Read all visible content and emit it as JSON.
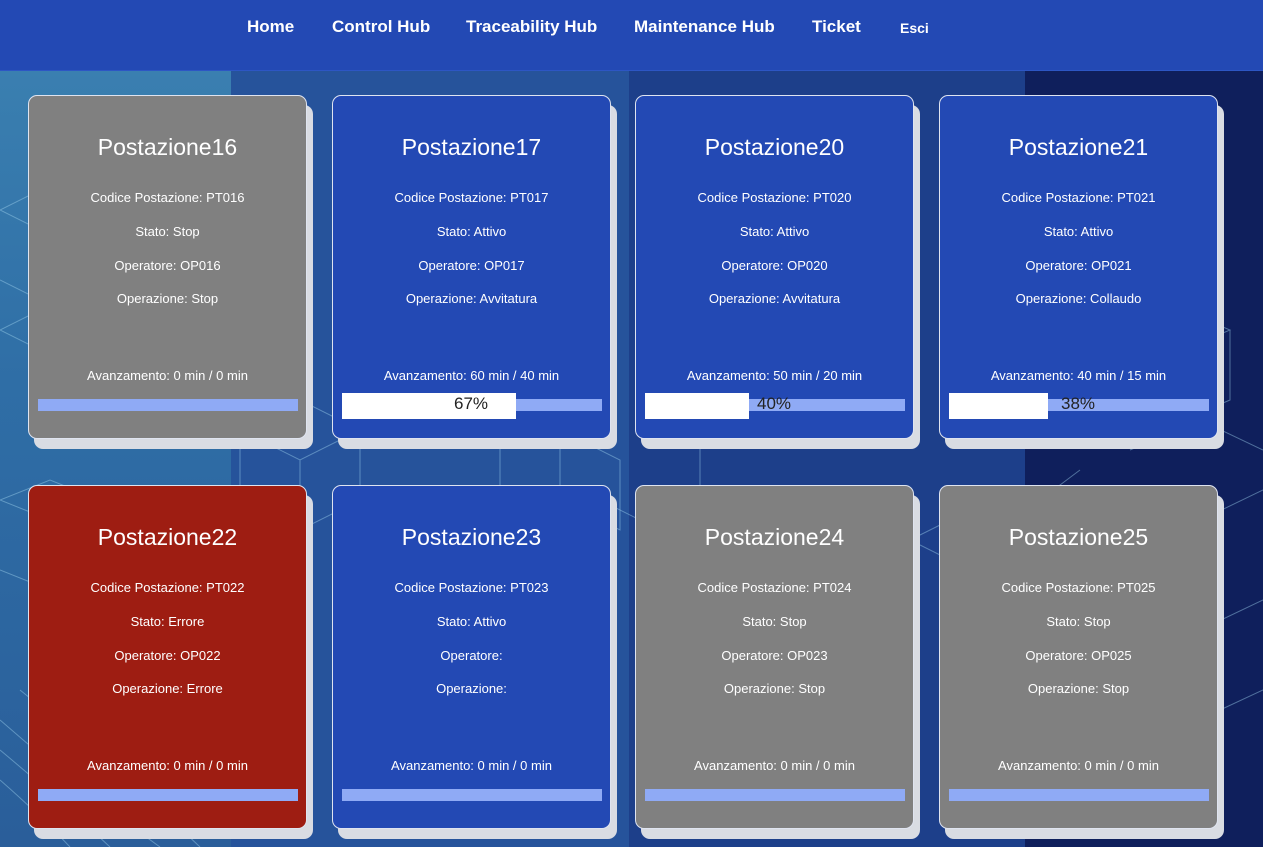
{
  "nav": {
    "items": [
      "Home",
      "Control Hub",
      "Traceability Hub",
      "Maintenance Hub",
      "Ticket"
    ],
    "logout": "Esci"
  },
  "labels": {
    "code": "Codice Postazione:",
    "state": "Stato:",
    "operator": "Operatore:",
    "operation": "Operazione:",
    "progress": "Avanzamento:"
  },
  "colors": {
    "blue": "#2349b4",
    "gray": "#808080",
    "red": "#9e1d12",
    "progress_track": "#8faaf5"
  },
  "cards": [
    {
      "title": "Postazione16",
      "code": "Codice Postazione: PT016",
      "state": "Stato: Stop",
      "operator": "Operatore: OP016",
      "operation": "Operazione: Stop",
      "progress_text": "Avanzamento: 0 min / 0 min",
      "percent": null,
      "color": "gray"
    },
    {
      "title": "Postazione17",
      "code": "Codice Postazione: PT017",
      "state": "Stato: Attivo",
      "operator": "Operatore: OP017",
      "operation": "Operazione: Avvitatura",
      "progress_text": "Avanzamento: 60 min / 40 min",
      "percent": 67,
      "percent_label": "67%",
      "color": "blue"
    },
    {
      "title": "Postazione20",
      "code": "Codice Postazione: PT020",
      "state": "Stato: Attivo",
      "operator": "Operatore: OP020",
      "operation": "Operazione: Avvitatura",
      "progress_text": "Avanzamento: 50 min / 20 min",
      "percent": 40,
      "percent_label": "40%",
      "color": "blue"
    },
    {
      "title": "Postazione21",
      "code": "Codice Postazione: PT021",
      "state": "Stato: Attivo",
      "operator": "Operatore: OP021",
      "operation": "Operazione: Collaudo",
      "progress_text": "Avanzamento: 40 min / 15 min",
      "percent": 38,
      "percent_label": "38%",
      "color": "blue"
    },
    {
      "title": "Postazione22",
      "code": "Codice Postazione: PT022",
      "state": "Stato: Errore",
      "operator": "Operatore: OP022",
      "operation": "Operazione: Errore",
      "progress_text": "Avanzamento: 0 min / 0 min",
      "percent": null,
      "color": "red"
    },
    {
      "title": "Postazione23",
      "code": "Codice Postazione: PT023",
      "state": "Stato: Attivo",
      "operator": "Operatore:",
      "operation": "Operazione:",
      "progress_text": "Avanzamento: 0 min / 0 min",
      "percent": null,
      "color": "blue"
    },
    {
      "title": "Postazione24",
      "code": "Codice Postazione: PT024",
      "state": "Stato: Stop",
      "operator": "Operatore: OP023",
      "operation": "Operazione: Stop",
      "progress_text": "Avanzamento: 0 min / 0 min",
      "percent": null,
      "color": "gray"
    },
    {
      "title": "Postazione25",
      "code": "Codice Postazione: PT025",
      "state": "Stato: Stop",
      "operator": "Operatore: OP025",
      "operation": "Operazione: Stop",
      "progress_text": "Avanzamento: 0 min / 0 min",
      "percent": null,
      "color": "gray"
    }
  ]
}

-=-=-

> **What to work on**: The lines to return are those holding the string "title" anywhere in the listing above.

> **Final answer**:
      "title": "Postazione16",
      "title": "Postazione17",
      "title": "Postazione20",
      "title": "Postazione21",
      "title": "Postazione22",
      "title": "Postazione23",
      "title": "Postazione24",
      "title": "Postazione25",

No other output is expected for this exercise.